WHAT IS NEEDED -> Search the listing below for the word "image", and copy every line in which it turns up.

INFORMATION GIVEN ->
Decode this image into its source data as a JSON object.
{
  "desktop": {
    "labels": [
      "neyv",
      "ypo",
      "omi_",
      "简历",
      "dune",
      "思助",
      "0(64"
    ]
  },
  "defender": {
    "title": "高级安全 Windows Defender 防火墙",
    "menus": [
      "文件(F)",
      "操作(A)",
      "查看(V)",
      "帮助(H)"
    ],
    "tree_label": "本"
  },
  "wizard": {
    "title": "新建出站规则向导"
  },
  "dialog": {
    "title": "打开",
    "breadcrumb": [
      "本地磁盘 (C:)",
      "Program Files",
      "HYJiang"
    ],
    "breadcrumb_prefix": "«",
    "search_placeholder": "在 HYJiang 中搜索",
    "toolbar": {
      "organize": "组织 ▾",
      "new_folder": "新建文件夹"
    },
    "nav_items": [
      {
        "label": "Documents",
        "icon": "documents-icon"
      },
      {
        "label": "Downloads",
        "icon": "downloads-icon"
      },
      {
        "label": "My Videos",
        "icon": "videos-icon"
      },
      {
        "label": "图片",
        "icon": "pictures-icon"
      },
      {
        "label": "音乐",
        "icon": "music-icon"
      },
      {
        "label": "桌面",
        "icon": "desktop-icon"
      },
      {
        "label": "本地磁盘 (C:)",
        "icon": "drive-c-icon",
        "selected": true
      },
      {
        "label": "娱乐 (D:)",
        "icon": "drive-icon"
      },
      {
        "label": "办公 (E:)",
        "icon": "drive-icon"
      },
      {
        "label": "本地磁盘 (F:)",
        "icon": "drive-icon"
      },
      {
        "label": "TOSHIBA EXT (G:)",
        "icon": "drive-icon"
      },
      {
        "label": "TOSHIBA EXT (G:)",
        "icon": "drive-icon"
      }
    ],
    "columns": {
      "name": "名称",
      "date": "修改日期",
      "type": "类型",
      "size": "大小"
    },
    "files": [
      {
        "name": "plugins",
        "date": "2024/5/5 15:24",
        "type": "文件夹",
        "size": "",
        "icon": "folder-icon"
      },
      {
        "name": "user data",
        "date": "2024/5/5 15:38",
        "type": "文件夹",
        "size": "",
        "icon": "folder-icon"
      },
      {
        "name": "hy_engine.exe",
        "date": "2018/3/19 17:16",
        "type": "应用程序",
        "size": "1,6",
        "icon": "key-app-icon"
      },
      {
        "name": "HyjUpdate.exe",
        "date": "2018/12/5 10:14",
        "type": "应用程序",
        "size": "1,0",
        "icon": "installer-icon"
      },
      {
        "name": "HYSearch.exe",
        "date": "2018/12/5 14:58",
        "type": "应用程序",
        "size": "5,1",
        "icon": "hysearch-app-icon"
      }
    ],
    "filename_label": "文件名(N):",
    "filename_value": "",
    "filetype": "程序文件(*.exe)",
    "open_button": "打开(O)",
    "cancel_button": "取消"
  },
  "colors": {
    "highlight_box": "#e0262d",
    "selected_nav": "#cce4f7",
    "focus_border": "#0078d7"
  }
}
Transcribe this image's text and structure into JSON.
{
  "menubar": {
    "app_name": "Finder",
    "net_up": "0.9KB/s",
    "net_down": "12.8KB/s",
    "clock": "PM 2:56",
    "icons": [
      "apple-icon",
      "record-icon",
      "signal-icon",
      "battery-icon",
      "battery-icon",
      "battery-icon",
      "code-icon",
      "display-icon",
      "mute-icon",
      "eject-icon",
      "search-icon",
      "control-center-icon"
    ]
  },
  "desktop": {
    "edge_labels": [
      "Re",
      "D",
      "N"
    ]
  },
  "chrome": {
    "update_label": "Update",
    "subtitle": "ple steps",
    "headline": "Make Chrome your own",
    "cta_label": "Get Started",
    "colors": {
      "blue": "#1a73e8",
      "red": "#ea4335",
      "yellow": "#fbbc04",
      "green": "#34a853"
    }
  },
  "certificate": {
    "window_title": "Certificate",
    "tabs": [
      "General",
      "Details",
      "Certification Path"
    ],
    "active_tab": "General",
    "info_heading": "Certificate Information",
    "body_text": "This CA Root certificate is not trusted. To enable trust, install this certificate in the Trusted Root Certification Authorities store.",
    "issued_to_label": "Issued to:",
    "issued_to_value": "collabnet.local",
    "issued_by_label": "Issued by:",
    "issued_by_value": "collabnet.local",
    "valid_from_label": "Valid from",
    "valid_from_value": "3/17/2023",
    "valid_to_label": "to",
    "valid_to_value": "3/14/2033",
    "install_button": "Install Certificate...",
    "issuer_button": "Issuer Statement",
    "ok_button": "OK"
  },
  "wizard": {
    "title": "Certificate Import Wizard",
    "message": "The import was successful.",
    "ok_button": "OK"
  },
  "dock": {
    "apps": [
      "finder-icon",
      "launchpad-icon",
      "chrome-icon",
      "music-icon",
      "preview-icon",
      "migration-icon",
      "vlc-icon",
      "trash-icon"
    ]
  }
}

EXERCISE OUTPUT ->
Decode this image into its source data as a JSON object.
Transcribe this image's text and structure into JSON.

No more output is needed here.